Together with this announcement, Representative Jim Clyburn, Chairman of the Subcommittee, sent letters to these companies requesting documents and information relating to, among other things, establishing or governing the process used to review and approve PPP loan applications, and all communications concerning potential fraud or other financial crime related to
PPP loans. The letters note that criminal actors sought out FinTechs for fraudulent PPP loans because of their speed in processing such loans – in some cases as little as one hour – while implementing minimal due diligence. Letters from the Subcommittee can be found here, here, here, and here.
Putting it Into Practice: As yet another example of the scrutiny pandemic relief program participants face from regulators, FinTechs and their partner banks should be prepared for future government inquiries. While the Subcommittee seeks to understand the fraud controls and compliance systems that the companies applied to their PPP loan programs, this investigation highlights the value in strict and consistent due diligence policies and procedures to detect fraudulent applications for those processing and funding business loans generally. To help mitigate potential risk, FinTechs should ensure that their commercial lending programs include:
- Loan origination policies and procedures that verify the accuracy of loan documents and information, and include processes for high risk borrowers and transactions, such as implementing management oversight;
- Improved internal controls and post-closing due diligence, including audits of closed loans and red flag procedures for taking immediate corrective action;
- Avoiding or limiting commissions and other internal inducements that provide incentives for employees to concentrate on loan volume at the expense of loan quality; and

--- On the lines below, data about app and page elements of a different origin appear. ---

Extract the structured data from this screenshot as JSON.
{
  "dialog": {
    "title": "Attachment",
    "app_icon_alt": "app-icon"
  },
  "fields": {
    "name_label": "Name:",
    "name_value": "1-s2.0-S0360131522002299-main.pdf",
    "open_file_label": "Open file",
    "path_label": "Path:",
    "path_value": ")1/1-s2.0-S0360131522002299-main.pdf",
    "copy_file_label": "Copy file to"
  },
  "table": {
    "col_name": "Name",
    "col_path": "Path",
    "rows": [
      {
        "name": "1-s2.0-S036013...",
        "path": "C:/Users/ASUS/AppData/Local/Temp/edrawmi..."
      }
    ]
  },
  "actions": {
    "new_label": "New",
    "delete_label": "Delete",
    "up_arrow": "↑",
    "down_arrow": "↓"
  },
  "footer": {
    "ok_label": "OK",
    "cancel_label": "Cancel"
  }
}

- A highly-trained and effective team of quality control professionals.